**Material provided:**
⟨

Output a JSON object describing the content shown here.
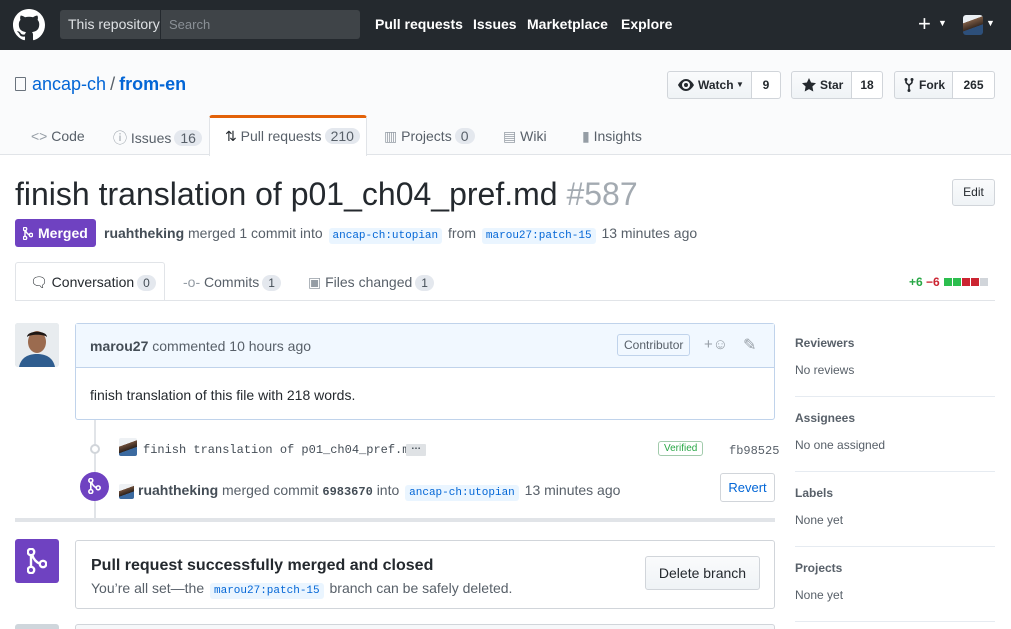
{
  "header": {
    "search_scope": "This repository",
    "search_placeholder": "Search",
    "nav": [
      "Pull requests",
      "Issues",
      "Marketplace",
      "Explore"
    ],
    "plus": "+"
  },
  "repo": {
    "owner": "ancap-ch",
    "separator": "/",
    "name": "from-en",
    "watch_label": "Watch",
    "watch_count": "9",
    "star_label": "Star",
    "star_count": "18",
    "fork_label": "Fork",
    "fork_count": "265",
    "tabs": {
      "code": "Code",
      "issues": "Issues",
      "issues_count": "16",
      "pulls": "Pull requests",
      "pulls_count": "210",
      "projects": "Projects",
      "projects_count": "0",
      "wiki": "Wiki",
      "insights": "Insights"
    }
  },
  "pr": {
    "title": "finish translation of p01_ch04_pref.md",
    "number": "#587",
    "edit": "Edit",
    "state": "Merged",
    "author": "ruahtheking",
    "action": "merged 1 commit into",
    "base": "ancap-ch:utopian",
    "from": "from",
    "head": "marou27:patch-15",
    "time": "13 minutes ago",
    "tabs": {
      "conversation": "Conversation",
      "conversation_count": "0",
      "commits": "Commits",
      "commits_count": "1",
      "files": "Files changed",
      "files_count": "1"
    },
    "diff_add": "+6",
    "diff_del": "−6"
  },
  "comment": {
    "author": "marou27",
    "when": "commented 10 hours ago",
    "badge": "Contributor",
    "body": "finish translation of this file with 218 words."
  },
  "commit": {
    "message": "finish translation of p01_ch04_pref.md",
    "ellipsis": "…",
    "verified": "Verified",
    "sha": "fb98525"
  },
  "merge_event": {
    "actor": "ruahtheking",
    "text1": "merged commit",
    "sha": "6983670",
    "text2": "into",
    "branch": "ancap-ch:utopian",
    "time": "13 minutes ago",
    "revert": "Revert"
  },
  "merged_box": {
    "title": "Pull request successfully merged and closed",
    "sub_pre": "You’re all set—the",
    "branch": "marou27:patch-15",
    "sub_post": "branch can be safely deleted.",
    "delete": "Delete branch"
  },
  "sidebar": [
    {
      "heading": "Reviewers",
      "value": "No reviews"
    },
    {
      "heading": "Assignees",
      "value": "No one assigned"
    },
    {
      "heading": "Labels",
      "value": "None yet"
    },
    {
      "heading": "Projects",
      "value": "None yet"
    }
  ],
  "colors": {
    "header_bg": "#24292e",
    "merged_purple": "#6f42c1",
    "link_blue": "#0366d6",
    "add_green": "#28a745",
    "del_red": "#cb2431",
    "tab_orange": "#e36209"
  }
}
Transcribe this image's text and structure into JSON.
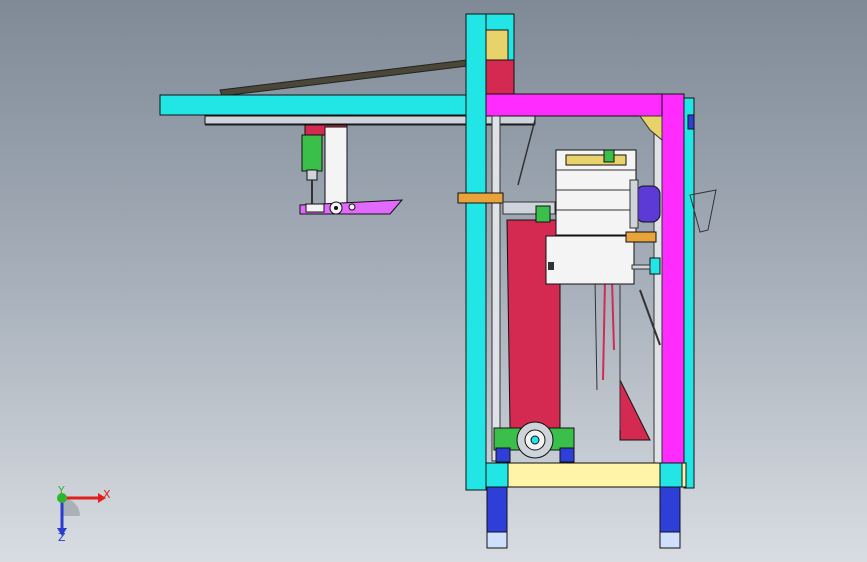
{
  "viewport": {
    "background_top": "#7f8a96",
    "background_bottom": "#d9dde2"
  },
  "triad": {
    "x_label": "X",
    "y_label": "Y",
    "z_label": "Z",
    "x_color": "#e0201c",
    "y_color": "#2fb52f",
    "z_color": "#2a3ccf"
  },
  "model_colors": {
    "frame_cyan": "#22e6e6",
    "frame_magenta": "#ff2bff",
    "panel_red": "#d42a52",
    "leg_blue": "#2d3fd6",
    "base_yellow": "#fff4a8",
    "part_white": "#f4f4f4",
    "motor_green": "#3ac04a",
    "bracket_orange": "#e8a43a",
    "belt_dark": "#4a4638",
    "arm_violet": "#e06aff"
  }
}
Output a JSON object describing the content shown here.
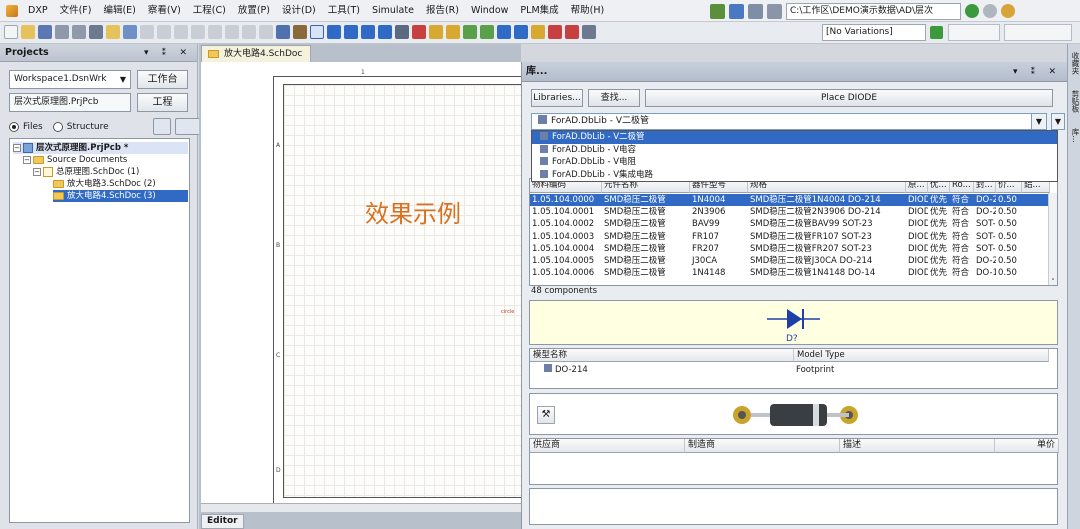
{
  "menubar": {
    "items": [
      "DXP",
      "文件(F)",
      "编辑(E)",
      "察看(V)",
      "工程(C)",
      "放置(P)",
      "设计(D)",
      "工具(T)",
      "Simulate",
      "报告(R)",
      "Window",
      "PLM集成",
      "帮助(H)"
    ],
    "path": "C:\\工作区\\DEMO演示数据\\AD\\层次"
  },
  "toolbar": {
    "variations": "[No Variations]"
  },
  "projects_panel": {
    "title": "Projects",
    "controls": "▾ ⁑ ✕",
    "workspace_combo": "Workspace1.DsnWrk",
    "workspace_button": "工作台",
    "project_combo": "层次式原理图.PrjPcb",
    "project_button": "工程",
    "radio_files": "Files",
    "radio_structure": "Structure",
    "tree": {
      "project": "层次式原理图.PrjPcb *",
      "source_documents": "Source Documents",
      "master_sheet": "总原理图.SchDoc (1)",
      "child1": "放大电路3.SchDoc (2)",
      "child2": "放大电路4.SchDoc (3)"
    }
  },
  "document": {
    "tab": "放大电路4.SchDoc",
    "overlay_text": "效果示例",
    "zone_letters": [
      "A",
      "B",
      "C",
      "D"
    ],
    "editor_tab": "Editor",
    "pin_label": "circle",
    "top_ruler": "1"
  },
  "library_panel": {
    "title": "库...",
    "controls": "▾ ⁑ ✕",
    "libraries_button": "Libraries...",
    "search_button": "查找...",
    "place_button": "Place DIODE",
    "selected_library": "ForAD.DbLib - V二极管",
    "dropdown_options": [
      "ForAD.DbLib - V二极管",
      "ForAD.DbLib - V电容",
      "ForAD.DbLib - V电阻",
      "ForAD.DbLib - V集成电路"
    ],
    "selected_option_index": 0,
    "columns": [
      "物料编码",
      "元件名称",
      "器件型号",
      "规格",
      "原...",
      "优...",
      "Ro...",
      "封...",
      "价...",
      "鋁..."
    ],
    "rows": [
      [
        "1.05.104.0000",
        "SMD稳压二极管",
        "1N4004",
        "SMD稳压二极管1N4004 DO-214",
        "DIOD",
        "优先",
        "符合",
        "DO-2",
        "0.50"
      ],
      [
        "1.05.104.0001",
        "SMD稳压二极管",
        "2N3906",
        "SMD稳压二极管2N3906 DO-214",
        "DIOD",
        "优先",
        "符合",
        "DO-2",
        "0.50"
      ],
      [
        "1.05.104.0002",
        "SMD稳压二极管",
        "BAV99",
        "SMD稳压二极管BAV99 SOT-23",
        "DIOD",
        "优先",
        "符合",
        "SOT-:",
        "0.50"
      ],
      [
        "1.05.104.0003",
        "SMD稳压二极管",
        "FR107",
        "SMD稳压二极管FR107 SOT-23",
        "DIOD",
        "优先",
        "符合",
        "SOT-:",
        "0.50"
      ],
      [
        "1.05.104.0004",
        "SMD稳压二极管",
        "FR207",
        "SMD稳压二极管FR207 SOT-23",
        "DIOD",
        "优先",
        "符合",
        "SOT-:",
        "0.50"
      ],
      [
        "1.05.104.0005",
        "SMD稳压二极管",
        "J30CA",
        "SMD稳压二极管J30CA DO-214",
        "DIOD",
        "优先",
        "符合",
        "DO-2",
        "0.50"
      ],
      [
        "1.05.104.0006",
        "SMD稳压二极管",
        "1N4148",
        "SMD稳压二极管1N4148 DO-14",
        "DIOD",
        "优先",
        "符合",
        "DO-1",
        "0.50"
      ]
    ],
    "selected_row_index": 0,
    "component_count": "48 components",
    "symbol_designator": "D?",
    "model_headers": [
      "模型名称",
      "Model Type"
    ],
    "model_row": {
      "name": "DO-214",
      "type": "Footprint"
    },
    "supplier_headers": [
      "供应商",
      "制造商",
      "描述",
      "单价"
    ]
  },
  "side_tabs": [
    "收藏夹",
    "剪贴板",
    "库..."
  ]
}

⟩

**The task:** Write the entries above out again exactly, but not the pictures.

**Output for this exercise:**
Output a JSON object describing the content shown here.
{
  "header": {
    "search_scope": "This repository",
    "search_placeholder": "Search",
    "nav": [
      "Pull requests",
      "Issues",
      "Marketplace",
      "Explore"
    ],
    "plus": "+"
  },
  "repo": {
    "owner": "ancap-ch",
    "separator": "/",
    "name": "from-en",
    "watch_label": "Watch",
    "watch_count": "9",
    "star_label": "Star",
    "star_count": "18",
    "fork_label": "Fork",
    "fork_count": "265",
    "tabs": {
      "code": "Code",
      "issues": "Issues",
      "issues_count": "16",
      "pulls": "Pull requests",
      "pulls_count": "210",
      "projects": "Projects",
      "projects_count": "0",
      "wiki": "Wiki",
      "insights": "Insights"
    }
  },
  "pr": {
    "title": "finish translation of p01_ch04_pref.md",
    "number": "#587",
    "edit": "Edit",
    "state": "Merged",
    "author": "ruahtheking",
    "action": "merged 1 commit into",
    "base": "ancap-ch:utopian",
    "from": "from",
    "head": "marou27:patch-15",
    "time": "13 minutes ago",
    "tabs": {
      "conversation": "Conversation",
      "conversation_count": "0",
      "commits": "Commits",
      "commits_count": "1",
      "files": "Files changed",
      "files_count": "1"
    },
    "diff_add": "+6",
    "diff_del": "−6"
  },
  "comment": {
    "author": "marou27",
    "when": "commented 10 hours ago",
    "badge": "Contributor",
    "body": "finish translation of this file with 218 words."
  },
  "commit": {
    "message": "finish translation of p01_ch04_pref.md",
    "ellipsis": "…",
    "verified": "Verified",
    "sha": "fb98525"
  },
  "merge_event": {
    "actor": "ruahtheking",
    "text1": "merged commit",
    "sha": "6983670",
    "text2": "into",
    "branch": "ancap-ch:utopian",
    "time": "13 minutes ago",
    "revert": "Revert"
  },
  "merged_box": {
    "title": "Pull request successfully merged and closed",
    "sub_pre": "You’re all set—the",
    "branch": "marou27:patch-15",
    "sub_post": "branch can be safely deleted.",
    "delete": "Delete branch"
  },
  "sidebar": [
    {
      "heading": "Reviewers",
      "value": "No reviews"
    },
    {
      "heading": "Assignees",
      "value": "No one assigned"
    },
    {
      "heading": "Labels",
      "value": "None yet"
    },
    {
      "heading": "Projects",
      "value": "None yet"
    }
  ],
  "colors": {
    "header_bg": "#24292e",
    "merged_purple": "#6f42c1",
    "link_blue": "#0366d6",
    "add_green": "#28a745",
    "del_red": "#cb2431",
    "tab_orange": "#e36209"
  }
}
Transcribe this image's text and structure into JSON.
{
  "viewport": {
    "background_top": "#7f8a96",
    "background_bottom": "#d9dde2"
  },
  "triad": {
    "x_label": "X",
    "y_label": "Y",
    "z_label": "Z",
    "x_color": "#e0201c",
    "y_color": "#2fb52f",
    "z_color": "#2a3ccf"
  },
  "model_colors": {
    "frame_cyan": "#22e6e6",
    "frame_magenta": "#ff2bff",
    "panel_red": "#d42a52",
    "leg_blue": "#2d3fd6",
    "base_yellow": "#fff4a8",
    "part_white": "#f4f4f4",
    "motor_green": "#3ac04a",
    "bracket_orange": "#e8a43a",
    "belt_dark": "#4a4638",
    "arm_violet": "#e06aff"
  }
}
Output a JSON object describing the content shown here.
{
  "menubar": {
    "items": [
      "DXP",
      "文件(F)",
      "编辑(E)",
      "察看(V)",
      "工程(C)",
      "放置(P)",
      "设计(D)",
      "工具(T)",
      "Simulate",
      "报告(R)",
      "Window",
      "PLM集成",
      "帮助(H)"
    ],
    "path": "C:\\工作区\\DEMO演示数据\\AD\\层次"
  },
  "toolbar": {
    "variations": "[No Variations]"
  },
  "projects_panel": {
    "title": "Projects",
    "controls": "▾ ⁑ ✕",
    "workspace_combo": "Workspace1.DsnWrk",
    "workspace_button": "工作台",
    "project_combo": "层次式原理图.PrjPcb",
    "project_button": "工程",
    "radio_files": "Files",
    "radio_structure": "Structure",
    "tree": {
      "project": "层次式原理图.PrjPcb *",
      "source_documents": "Source Documents",
      "master_sheet": "总原理图.SchDoc (1)",
      "child1": "放大电路3.SchDoc (2)",
      "child2": "放大电路4.SchDoc (3)"
    }
  },
  "document": {
    "tab": "放大电路4.SchDoc",
    "overlay_text": "效果示例",
    "zone_letters": [
      "A",
      "B",
      "C",
      "D"
    ],
    "editor_tab": "Editor",
    "pin_label": "circle",
    "top_ruler": "1"
  },
  "library_panel": {
    "title": "库...",
    "controls": "▾ ⁑ ✕",
    "libraries_button": "Libraries...",
    "search_button": "查找...",
    "place_button": "Place DIODE",
    "selected_library": "ForAD.DbLib - V二极管",
    "dropdown_options": [
      "ForAD.DbLib - V二极管",
      "ForAD.DbLib - V电容",
      "ForAD.DbLib - V电阻",
      "ForAD.DbLib - V集成电路"
    ],
    "selected_option_index": 0,
    "columns": [
      "物料编码",
      "元件名称",
      "器件型号",
      "规格",
      "原...",
      "优...",
      "Ro...",
      "封...",
      "价...",
      "鋁..."
    ],
    "rows": [
      [
        "1.05.104.0000",
        "SMD稳压二极管",
        "1N4004",
        "SMD稳压二极管1N4004 DO-214",
        "DIOD",
        "优先",
        "符合",
        "DO-2",
        "0.50"
      ],
      [
        "1.05.104.0001",
        "SMD稳压二极管",
        "2N3906",
        "SMD稳压二极管2N3906 DO-214",
        "DIOD",
        "优先",
        "符合",
        "DO-2",
        "0.50"
      ],
      [
        "1.05.104.0002",
        "SMD稳压二极管",
        "BAV99",
        "SMD稳压二极管BAV99 SOT-23",
        "DIOD",
        "优先",
        "符合",
        "SOT-:",
        "0.50"
      ],
      [
        "1.05.104.0003",
        "SMD稳压二极管",
        "FR107",
        "SMD稳压二极管FR107 SOT-23",
        "DIOD",
        "优先",
        "符合",
        "SOT-:",
        "0.50"
      ],
      [
        "1.05.104.0004",
        "SMD稳压二极管",
        "FR207",
        "SMD稳压二极管FR207 SOT-23",
        "DIOD",
        "优先",
        "符合",
        "SOT-:",
        "0.50"
      ],
      [
        "1.05.104.0005",
        "SMD稳压二极管",
        "J30CA",
        "SMD稳压二极管J30CA DO-214",
        "DIOD",
        "优先",
        "符合",
        "DO-2",
        "0.50"
      ],
      [
        "1.05.104.0006",
        "SMD稳压二极管",
        "1N4148",
        "SMD稳压二极管1N4148 DO-14",
        "DIOD",
        "优先",
        "符合",
        "DO-1",
        "0.50"
      ]
    ],
    "selected_row_index": 0,
    "component_count": "48 components",
    "symbol_designator": "D?",
    "model_headers": [
      "模型名称",
      "Model Type"
    ],
    "model_row": {
      "name": "DO-214",
      "type": "Footprint"
    },
    "supplier_headers": [
      "供应商",
      "制造商",
      "描述",
      "单价"
    ]
  },
  "side_tabs": [
    "收藏夹",
    "剪贴板",
    "库..."
  ]
}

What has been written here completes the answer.